Legal Job Market Update
Key points from February 2017 as follows:
* The demand for staff generally has increased in line with the seasonal norm.
* Permanent recruitment has increased.
* Locum recruitment has increased but hourly rates have dropped in some areas.
* Wills and Probate locum and permanent roles have dropped off a bit and private client solicitors remain in demand.
* Conveyancing has picked up – both locum and permanent.
* Commercial Property roles remain at low levels.
* Litigation quiet.
* London market getting busier.
February 2017 has been the usual mixed month involving heavy bursts of work interspersed with quiet periods whilst everyone is off skiing! Locum assignment levels have increased again – compared with February 2016 we saw an increase of 10%. The number of law firms looking to take consultants with a following of clients have dropped off which is good to see (we do not include these roles in our vacancy statistics as they are not technically job vacancies). On the permanent side there has been a wide mix of work across England and Wales. On the locum conveyancing side we have seen hourly rates dropping due to the level of competition.
Out of the 73 new vacancies posted in February, 15 of them were in Greater London and 28 in the South East. 15 were conveyancing vacancies and 6 were wills & probate posts.
A summary of work we did in February is below.
February 2017 – Summary:
* Permanent vacancies up
* Locum assignments up
* London vacancies: 151
* South East: 335
* South West: 82
* Midlands: 57
* North West: 81
* North East: 36
* Wales: 19
* Market outlook – vacancies continue to increase – this is the standard annual recruitment cycle.

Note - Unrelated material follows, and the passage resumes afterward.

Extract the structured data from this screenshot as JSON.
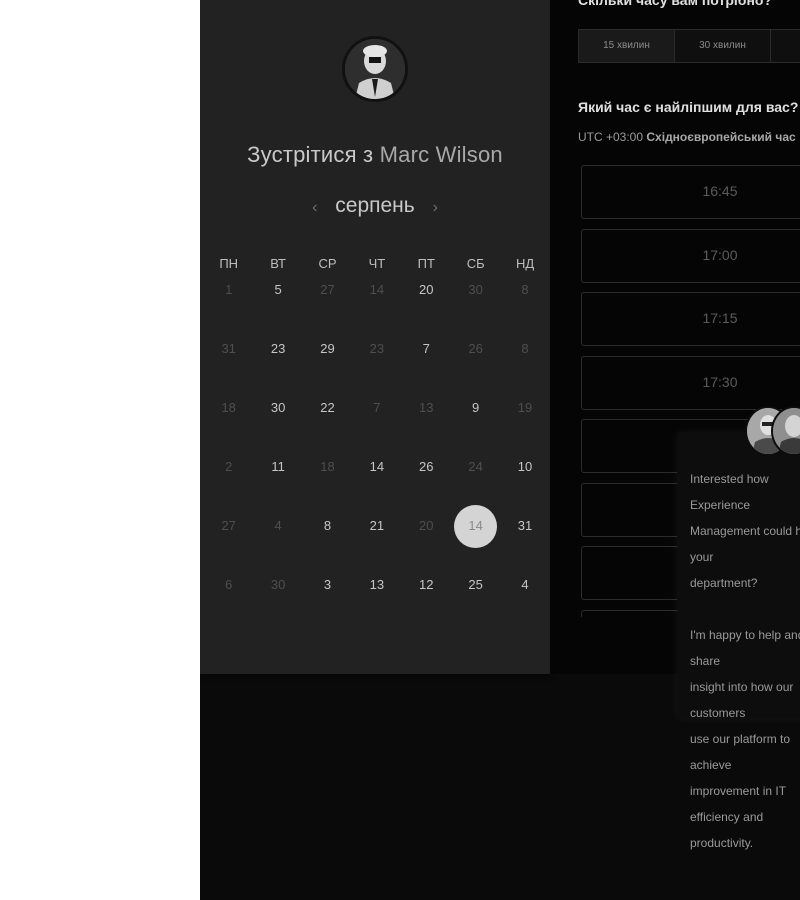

No other major changes noted.
Current live vacancies: 761
New permanent vacancies added in February: 40
New locum vacancies added in February: 33
New candidates registering: 68 (down – 81 in January)
Average ‘Job Strength Factor’ for new vacancies: 3.5 (Good)
TP Legal Recruitment publishes the number of new vacancies, new candidates and indicate the increase or decrease from the previous month. We aim to assist the legal profession by showing the market from our perspective. Our clients tend to be high street law firms and smaller sized commercial practices.
The average job strength gives a good indication of the market because:
1. A poor Job Strength on vacancies indicates a struggling market. When trade is bad, employers seek options for increasing turnover which involve sourcing candidates with their own following and no salary.
2. A strong Job Strength on vacancies indicates a buoyant market, particularly if it is in connection with an increase in numbers of new vacancies.
Vacancies are each graded 1-5, with 5 being a very strong vacancy and 1 being a very weak vacancy.
General report from the Recruitment and Employment Confederation dated 8th March 2017:
▪ Permanent placements increase at quickest pace in one year…
▪ …but temp billings growth softens to four-month low
▪ Demand for staff reaches 18-month peak
The CEO of the REC, Kevin Green summarised the report as follows:
“Although permanent placements have hit a 12 month high, businesses across the UK are finding it increasingly difficult to recruit for permanent roles. The big question still remains about how employers will fill their vacancies. The Chancellor is expected to announce a boost for vocational training in today’s budget and this is very welcome. However, it won’t solve the immediate need for people to fill jobs. We’re already seeing acute staff shortages in a variety of sectors, from healthcare to engineering. This is likely to get worse, especially if the Government continues to refuse the rights of EU citizens living in the UK post-Brexit. On the flip-side, this is a good time for individuals prepared to move jobs, with bumper pay offers on the table as hirers compete to secure the talent available. In the context of rising inflation and stagnating pay growth, changing employers is becoming a more attractive option for those looking for more money.”